_Entries from a dataset of interfaces_
***

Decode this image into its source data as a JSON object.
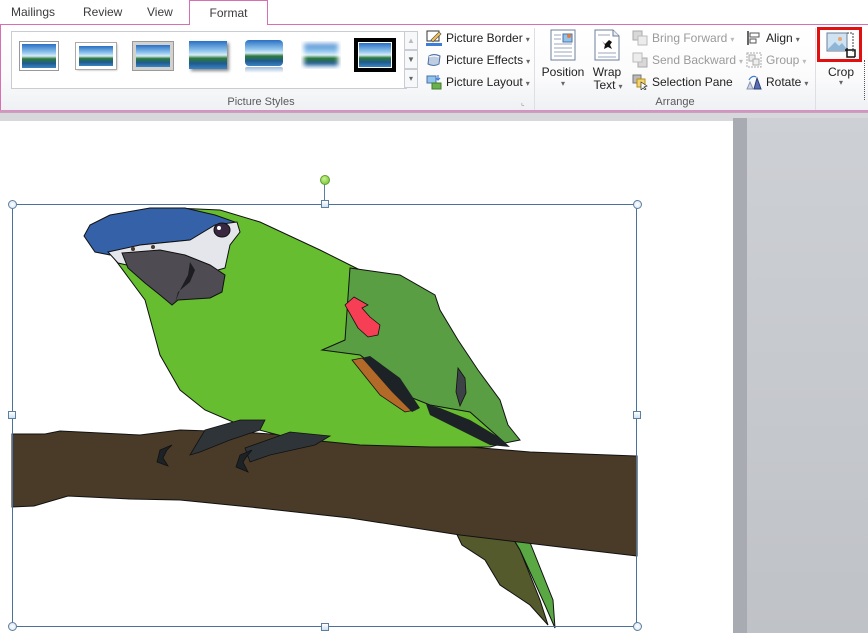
{
  "tabs": [
    {
      "label": "Mailings",
      "active": false
    },
    {
      "label": "Review",
      "active": false
    },
    {
      "label": "View",
      "active": false
    },
    {
      "label": "Format",
      "active": true
    }
  ],
  "ribbon": {
    "picture_styles": {
      "group_label": "Picture Styles",
      "gallery_items": [
        "Simple Frame, White",
        "Beveled Matte, White",
        "Metal Frame",
        "Drop Shadow Rectangle",
        "Reflected Rounded Rectangle",
        "Soft Edge Rectangle",
        "Double Frame, Black"
      ],
      "scroll_up_label": "▲",
      "scroll_down_label": "▼",
      "more_label": "▾",
      "commands": [
        {
          "label": "Picture Border",
          "icon": "picture-border-icon",
          "has_dropdown": true
        },
        {
          "label": "Picture Effects",
          "icon": "picture-effects-icon",
          "has_dropdown": true
        },
        {
          "label": "Picture Layout",
          "icon": "picture-layout-icon",
          "has_dropdown": true
        }
      ],
      "dialog_launcher_label": "⌞"
    },
    "arrange": {
      "group_label": "Arrange",
      "position_label": "Position",
      "wrap_text_label_1": "Wrap",
      "wrap_text_label_2": "Text",
      "commands": [
        {
          "label": "Bring Forward",
          "icon": "bring-forward-icon",
          "has_dropdown": true,
          "enabled": false
        },
        {
          "label": "Send Backward",
          "icon": "send-backward-icon",
          "has_dropdown": true,
          "enabled": false
        },
        {
          "label": "Selection Pane",
          "icon": "selection-pane-icon",
          "has_dropdown": false,
          "enabled": true
        }
      ],
      "align_commands": [
        {
          "label": "Align",
          "icon": "align-icon",
          "has_dropdown": true,
          "enabled": true
        },
        {
          "label": "Group",
          "icon": "group-icon",
          "has_dropdown": true,
          "enabled": false
        },
        {
          "label": "Rotate",
          "icon": "rotate-icon",
          "has_dropdown": true,
          "enabled": true
        }
      ]
    },
    "size": {
      "crop_label": "Crop",
      "crop_highlighted": true
    },
    "caret": "▾"
  },
  "document": {
    "image_description": "Cartoon green parrot perched on a brown branch",
    "selected": true
  },
  "colors": {
    "tab_accent": "#d86fb4",
    "highlight": "#e01010",
    "parrot_green": "#66bd2f",
    "wing_green": "#5a9e43",
    "head_blue": "#3461a8",
    "branch_brown": "#4a3b28"
  }
}
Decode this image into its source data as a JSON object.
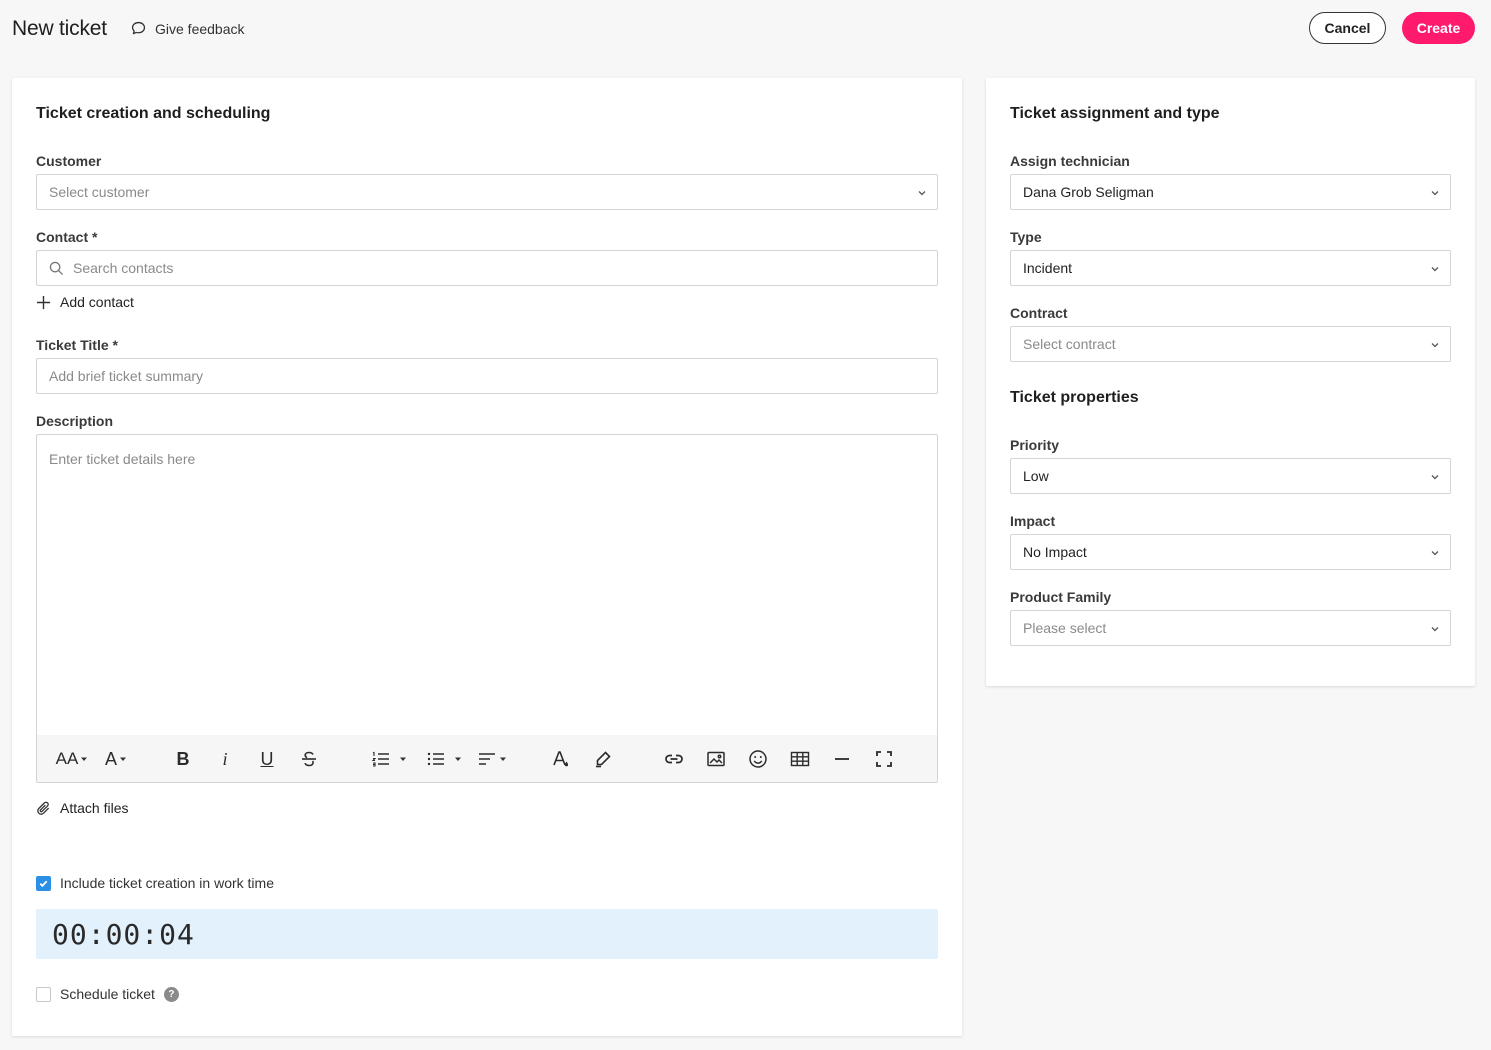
{
  "header": {
    "title": "New ticket",
    "feedback_label": "Give feedback",
    "cancel_label": "Cancel",
    "create_label": "Create"
  },
  "colors": {
    "accent": "#ff1a6e",
    "checkbox": "#2b8fe6",
    "timer_bg": "#e3f1fc"
  },
  "left": {
    "section_title": "Ticket creation and scheduling",
    "customer": {
      "label": "Customer",
      "placeholder": "Select customer"
    },
    "contact": {
      "label": "Contact *",
      "placeholder": "Search contacts",
      "add_label": "Add contact"
    },
    "title": {
      "label": "Ticket Title *",
      "placeholder": "Add brief ticket summary"
    },
    "description": {
      "label": "Description",
      "placeholder": "Enter ticket details here"
    },
    "toolbar": {
      "font_size_label": "AA",
      "font_family_label": "A",
      "bold_label": "B",
      "italic_label": "i",
      "underline_label": "U",
      "icons": [
        "font-size-icon",
        "font-family-icon",
        "bold-icon",
        "italic-icon",
        "underline-icon",
        "strikethrough-icon",
        "ordered-list-icon",
        "unordered-list-icon",
        "align-icon",
        "text-color-icon",
        "highlight-icon",
        "link-icon",
        "image-icon",
        "emoji-icon",
        "table-icon",
        "horizontal-rule-icon",
        "fullscreen-icon"
      ]
    },
    "attach_label": "Attach files",
    "include_worktime": {
      "label": "Include ticket creation in work time",
      "checked": true
    },
    "timer": "00:00:04",
    "schedule": {
      "label": "Schedule ticket",
      "checked": false,
      "help": "?"
    }
  },
  "right": {
    "section_title": "Ticket assignment and type",
    "technician": {
      "label": "Assign technician",
      "value": "Dana Grob Seligman"
    },
    "type": {
      "label": "Type",
      "value": "Incident"
    },
    "contract": {
      "label": "Contract",
      "placeholder": "Select contract"
    },
    "properties_title": "Ticket properties",
    "priority": {
      "label": "Priority",
      "value": "Low"
    },
    "impact": {
      "label": "Impact",
      "value": "No Impact"
    },
    "product_family": {
      "label": "Product Family",
      "placeholder": "Please select"
    }
  }
}
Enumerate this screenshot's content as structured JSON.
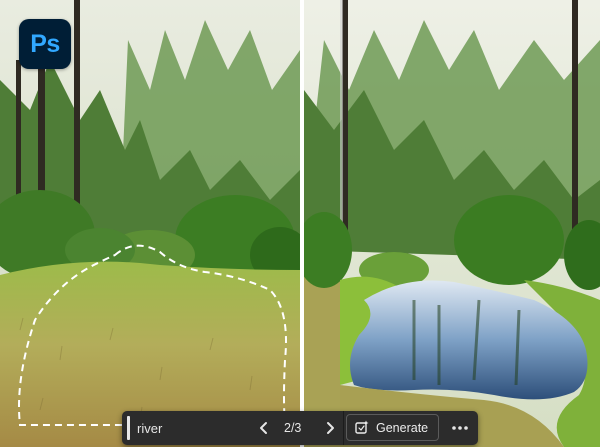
{
  "app": {
    "icon": "photoshop-icon",
    "logo_text": "Ps",
    "logo_color": "#001e36",
    "logo_text_color": "#31a8ff"
  },
  "canvas": {
    "left_image": "meadow-forest-with-dashed-lasso-selection",
    "right_image": "forest-with-generated-river",
    "selection_style": "dashed-white"
  },
  "toolbar": {
    "prompt_value": "river",
    "prev_icon": "chevron-left-icon",
    "counter": "2/3",
    "next_icon": "chevron-right-icon",
    "generate_icon": "generative-fill-icon",
    "generate_label": "Generate",
    "more_icon": "more-horizontal-icon",
    "background": "#2c2c2c"
  }
}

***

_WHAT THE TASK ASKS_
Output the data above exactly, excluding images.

_EXERCISE RESPONSE_
Decode this image into its source data as a JSON object.
{
  "tabs": [
    {
      "label": "Mailings",
      "active": false
    },
    {
      "label": "Review",
      "active": false
    },
    {
      "label": "View",
      "active": false
    },
    {
      "label": "Format",
      "active": true
    }
  ],
  "ribbon": {
    "picture_styles": {
      "group_label": "Picture Styles",
      "gallery_items": [
        "Simple Frame, White",
        "Beveled Matte, White",
        "Metal Frame",
        "Drop Shadow Rectangle",
        "Reflected Rounded Rectangle",
        "Soft Edge Rectangle",
        "Double Frame, Black"
      ],
      "scroll_up_label": "▲",
      "scroll_down_label": "▼",
      "more_label": "▾",
      "commands": [
        {
          "label": "Picture Border",
          "icon": "picture-border-icon",
          "has_dropdown": true
        },
        {
          "label": "Picture Effects",
          "icon": "picture-effects-icon",
          "has_dropdown": true
        },
        {
          "label": "Picture Layout",
          "icon": "picture-layout-icon",
          "has_dropdown": true
        }
      ],
      "dialog_launcher_label": "⌞"
    },
    "arrange": {
      "group_label": "Arrange",
      "position_label": "Position",
      "wrap_text_label_1": "Wrap",
      "wrap_text_label_2": "Text",
      "commands": [
        {
          "label": "Bring Forward",
          "icon": "bring-forward-icon",
          "has_dropdown": true,
          "enabled": false
        },
        {
          "label": "Send Backward",
          "icon": "send-backward-icon",
          "has_dropdown": true,
          "enabled": false
        },
        {
          "label": "Selection Pane",
          "icon": "selection-pane-icon",
          "has_dropdown": false,
          "enabled": true
        }
      ],
      "align_commands": [
        {
          "label": "Align",
          "icon": "align-icon",
          "has_dropdown": true,
          "enabled": true
        },
        {
          "label": "Group",
          "icon": "group-icon",
          "has_dropdown": true,
          "enabled": false
        },
        {
          "label": "Rotate",
          "icon": "rotate-icon",
          "has_dropdown": true,
          "enabled": true
        }
      ]
    },
    "size": {
      "crop_label": "Crop",
      "crop_highlighted": true
    },
    "caret": "▾"
  },
  "document": {
    "image_description": "Cartoon green parrot perched on a brown branch",
    "selected": true
  },
  "colors": {
    "tab_accent": "#d86fb4",
    "highlight": "#e01010",
    "parrot_green": "#66bd2f",
    "wing_green": "#5a9e43",
    "head_blue": "#3461a8",
    "branch_brown": "#4a3b28"
  }
}
Decode this image into its source data as a JSON object.
{
  "header": {
    "title": "New ticket",
    "feedback_label": "Give feedback",
    "cancel_label": "Cancel",
    "create_label": "Create"
  },
  "colors": {
    "accent": "#ff1a6e",
    "checkbox": "#2b8fe6",
    "timer_bg": "#e3f1fc"
  },
  "left": {
    "section_title": "Ticket creation and scheduling",
    "customer": {
      "label": "Customer",
      "placeholder": "Select customer"
    },
    "contact": {
      "label": "Contact *",
      "placeholder": "Search contacts",
      "add_label": "Add contact"
    },
    "title": {
      "label": "Ticket Title *",
      "placeholder": "Add brief ticket summary"
    },
    "description": {
      "label": "Description",
      "placeholder": "Enter ticket details here"
    },
    "toolbar": {
      "font_size_label": "AA",
      "font_family_label": "A",
      "bold_label": "B",
      "italic_label": "i",
      "underline_label": "U",
      "icons": [
        "font-size-icon",
        "font-family-icon",
        "bold-icon",
        "italic-icon",
        "underline-icon",
        "strikethrough-icon",
        "ordered-list-icon",
        "unordered-list-icon",
        "align-icon",
        "text-color-icon",
        "highlight-icon",
        "link-icon",
        "image-icon",
        "emoji-icon",
        "table-icon",
        "horizontal-rule-icon",
        "fullscreen-icon"
      ]
    },
    "attach_label": "Attach files",
    "include_worktime": {
      "label": "Include ticket creation in work time",
      "checked": true
    },
    "timer": "00:00:04",
    "schedule": {
      "label": "Schedule ticket",
      "checked": false,
      "help": "?"
    }
  },
  "right": {
    "section_title": "Ticket assignment and type",
    "technician": {
      "label": "Assign technician",
      "value": "Dana Grob Seligman"
    },
    "type": {
      "label": "Type",
      "value": "Incident"
    },
    "contract": {
      "label": "Contract",
      "placeholder": "Select contract"
    },
    "properties_title": "Ticket properties",
    "priority": {
      "label": "Priority",
      "value": "Low"
    },
    "impact": {
      "label": "Impact",
      "value": "No Impact"
    },
    "product_family": {
      "label": "Product Family",
      "placeholder": "Please select"
    }
  }
}
Enumerate this screenshot's content as structured JSON.
{
  "app": {
    "icon": "photoshop-icon",
    "logo_text": "Ps",
    "logo_color": "#001e36",
    "logo_text_color": "#31a8ff"
  },
  "canvas": {
    "left_image": "meadow-forest-with-dashed-lasso-selection",
    "right_image": "forest-with-generated-river",
    "selection_style": "dashed-white"
  },
  "toolbar": {
    "prompt_value": "river",
    "prev_icon": "chevron-left-icon",
    "counter": "2/3",
    "next_icon": "chevron-right-icon",
    "generate_icon": "generative-fill-icon",
    "generate_label": "Generate",
    "more_icon": "more-horizontal-icon",
    "background": "#2c2c2c"
  }
}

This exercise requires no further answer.